As is apparent from the above-description, in the invention, the focus control is carried out by using the optical means having the absorbing parts and the transmitting parts which are inclined with respect to the optical axis. Therefore, a pickup which is low in manufacturing cost, light in weight, small in size and high in accuracy can be realized according to the invention, and can be adjusted readily.
|Cited Patent||Filing date||Publication date||Applicant||Title|
|US4504938 *||Apr 7, 1982||Mar 12, 1985||Victor Company Of Japan, Limited||Device for feedback controlling focus of an optical system in an information recording/reproducing apparatus|

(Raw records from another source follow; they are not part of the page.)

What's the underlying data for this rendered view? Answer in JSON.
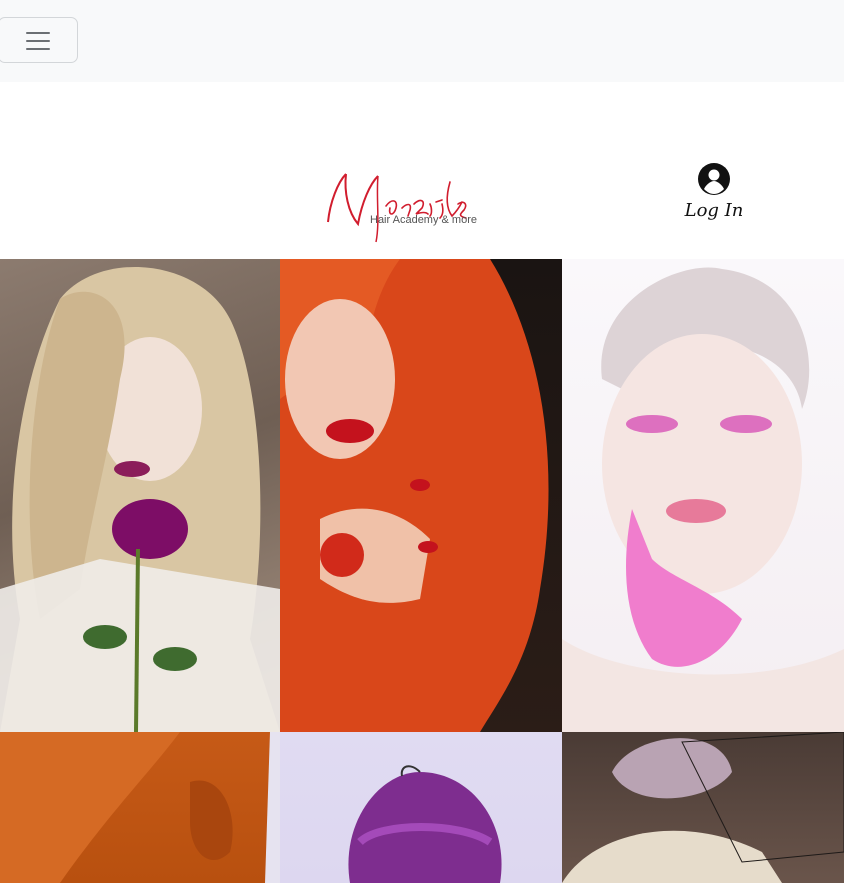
{
  "navbar": {
    "toggle_icon": "hamburger-icon"
  },
  "header": {
    "logo": {
      "script_text": "Nazmie",
      "tagline": "Hair Academy & more"
    },
    "login": {
      "icon": "user-circle-icon",
      "label": "Log In"
    }
  },
  "gallery": {
    "images": [
      {
        "subject": "blonde-curls-rose"
      },
      {
        "subject": "copper-hair-red-nails"
      },
      {
        "subject": "platinum-pink-makeup"
      },
      {
        "subject": "copper-braid"
      },
      {
        "subject": "purple-floral-cap"
      },
      {
        "subject": "glitter-bow-veil"
      }
    ]
  },
  "colors": {
    "navbar_bg": "#f8f9fa",
    "logo_red": "#d11d2e",
    "text_dark": "#111111"
  }
}
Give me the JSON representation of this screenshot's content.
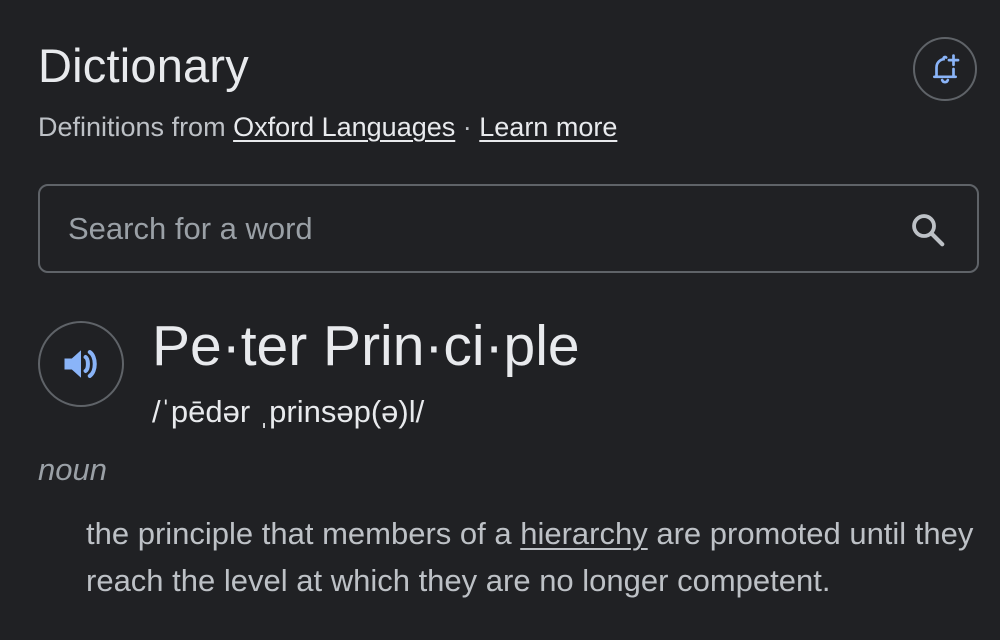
{
  "header": {
    "title": "Dictionary",
    "source_prefix": "Definitions from",
    "source_link": "Oxford Languages",
    "separator": " · ",
    "learn_more": "Learn more"
  },
  "icons": {
    "alert": "add-alert-icon",
    "search": "search-icon",
    "speaker": "speaker-icon"
  },
  "colors": {
    "background": "#202124",
    "accent": "#8ab4f8",
    "text": "#e8eaed",
    "secondary_text": "#bdc1c6",
    "border": "#5f6368"
  },
  "search": {
    "placeholder": "Search for a word"
  },
  "entry": {
    "word": "Pe·ter Prin·ci·ple",
    "pronunciation": "/ˈpēdər ˌprinsəp(ə)l/",
    "part_of_speech": "noun",
    "definition_before": "the principle that members of a ",
    "definition_link": "hierarchy",
    "definition_after": " are promoted until they reach the level at which they are no longer competent."
  }
}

|US4525625 *||Jun 8, 1981||Jun 25, 1985||Ricoh Company, Ltd.||Focussing control with astigmatic diffracting means|
|JPS5829151A *||Title not available|
|Citing Patent||Filing date||Publication date||Applicant||Title|
|US4998011 *||Nov 17, 1989||Mar 5, 1991||Applied Magnetics Corporation||Flat plate focus sensing apparatus|
|US5245174 *||Jun 23, 1992||Sep 14, 1993||Applied Magnetics Corporation||Focus sensing apparatus utilizing a reflecting surface having variable reflectivity|
|US5331622 *||Oct 5, 1993||Jul 19, 1994||Applied Magnetics Corporation||Compact optical head|
|US5349175 *||Oct 30, 1991||Sep 20, 1994||Applied Magnetics Corporation||Focus sensing apparatus using electrical AGC to enhance differential focus error signal|
|US5568315 *||May 22, 1995||Oct 22, 1996||Discovision Associates||Optical beamsplitter|
|US5646778 *||May 22, 1995||Jul 8, 1997||Discovision Associates||Optical beamsplitter|
|US5650874 *||Sep 18, 1996||Jul 22, 1997||Discovision Associates||Optical beamsplitter|
|US5657164 *||May 22, 1995||Aug 12, 1997||Discovision Associates||Optical beamsplitter|
|US5771122 *||Jan 2, 1997||Jun 23, 1998||Discovision Associates||Optical beamsplitter|
|U.S. Classification||250/201.5, 369/112.29, G9B/7.07, 250/237.00R, G9B/7.076, 369/44.24|
|International Classification||G11B7/09, G02B7/28|
|Cooperative Classification||G11B7/0908, G11B7/0917, G11B2007/0919|
|European Classification||G11B7/09B, G11B7/09B8|
|Oct 29, 1985||AS||Assignment|
Owner name: PIONEER ELECTRONIC CORPORATION, 4-1, MEGURO 1-CHOM
Free format text: ASSIGNMENT OF ASSIGNORS INTEREST.;ASSIGNOR:MAEDA, TAKANORI;REEL/FRAME:004476/0314
Effective date: 19851022
|Feb 6, 1991||FPAY||Fee payment|
Year of fee payment: 4
|Feb 24, 1995||FPAY||Fee payment|
Year of fee payment: 8
|Mar 23, 1999||REMI||Maintenance fee reminder mailed|
|Aug 29, 1999||LAPS||Lapse for failure to pay maintenance fees|
|Nov 9, 1999||FP||Expired due to failure to pay maintenance fee|
Effective date: 19990901